> [Task directions] The answer must be every line from the entries below that includes "name".

BEGIN Excerpted records

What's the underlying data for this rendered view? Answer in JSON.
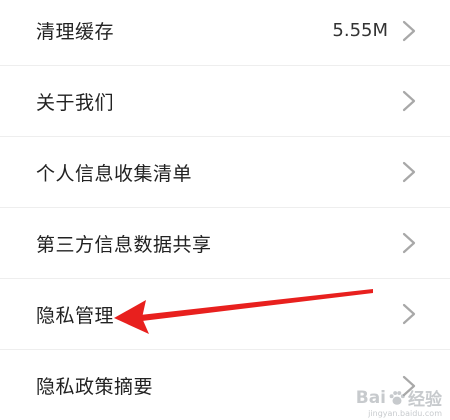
{
  "settings_list": {
    "items": [
      {
        "label": "清理缓存",
        "value": "5.55M",
        "icon": "chevron-right-icon"
      },
      {
        "label": "关于我们",
        "value": "",
        "icon": "chevron-right-icon"
      },
      {
        "label": "个人信息收集清单",
        "value": "",
        "icon": "chevron-right-icon"
      },
      {
        "label": "第三方信息数据共享",
        "value": "",
        "icon": "chevron-right-icon"
      },
      {
        "label": "隐私管理",
        "value": "",
        "icon": "chevron-right-icon"
      },
      {
        "label": "隐私政策摘要",
        "value": "",
        "icon": "chevron-right-icon"
      }
    ]
  },
  "annotation": {
    "type": "arrow",
    "color": "#e8201e",
    "points_to": "隐私管理"
  },
  "watermark": {
    "brand_left": "Bai",
    "brand_right": "经验",
    "url": "jingyan.baidu.com"
  },
  "colors": {
    "text": "#222222",
    "chevron": "#a8a8a8",
    "divider": "#eeeeee"
  }
}
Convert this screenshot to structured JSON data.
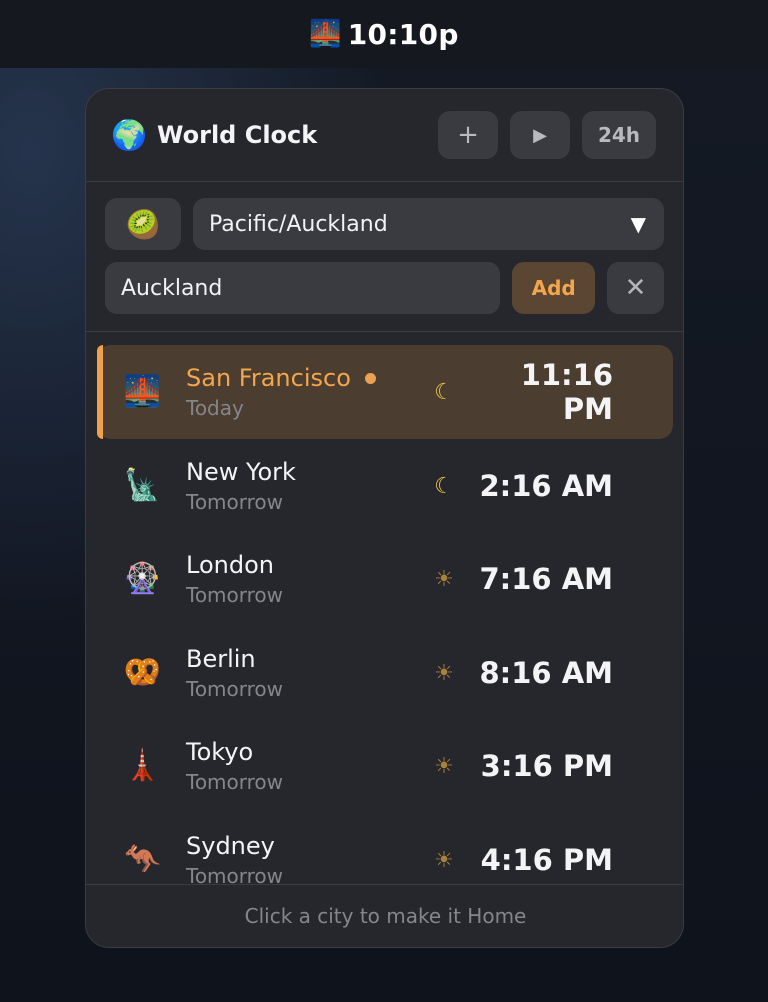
{
  "menubar": {
    "icon": "🌉",
    "time": "10:10p"
  },
  "header": {
    "icon": "🌍",
    "title": "World Clock",
    "add_label": "+",
    "play_label": "▶",
    "format_label": "24h"
  },
  "form": {
    "emoji": "🥝",
    "timezone": "Pacific/Auckland",
    "caret": "▼",
    "city_value": "Auckland",
    "add_label": "Add",
    "cancel_label": "✕"
  },
  "cities": [
    {
      "icon": "🌉",
      "name": "San Francisco",
      "day": "Today",
      "sky": "☾",
      "sky_type": "moon",
      "time": "11:16 PM",
      "home": true
    },
    {
      "icon": "🗽",
      "name": "New York",
      "day": "Tomorrow",
      "sky": "☾",
      "sky_type": "moon",
      "time": "2:16 AM",
      "home": false
    },
    {
      "icon": "🎡",
      "name": "London",
      "day": "Tomorrow",
      "sky": "☀",
      "sky_type": "sun",
      "time": "7:16 AM",
      "home": false
    },
    {
      "icon": "🥨",
      "name": "Berlin",
      "day": "Tomorrow",
      "sky": "☀",
      "sky_type": "sun",
      "time": "8:16 AM",
      "home": false
    },
    {
      "icon": "🗼",
      "name": "Tokyo",
      "day": "Tomorrow",
      "sky": "☀",
      "sky_type": "sun",
      "time": "3:16 PM",
      "home": false
    },
    {
      "icon": "🦘",
      "name": "Sydney",
      "day": "Tomorrow",
      "sky": "☀",
      "sky_type": "sun",
      "time": "4:16 PM",
      "home": false
    }
  ],
  "footer": {
    "hint": "Click a city to make it Home"
  },
  "colors": {
    "accent": "#f2a64d",
    "panel": "#26272c",
    "control": "#3a3b41"
  }
}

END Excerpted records

> [Solution to the problem]
      "name": "San Francisco",
      "name": "New York",
      "name": "London",
      "name": "Berlin",
      "name": "Tokyo",
      "name": "Sydney",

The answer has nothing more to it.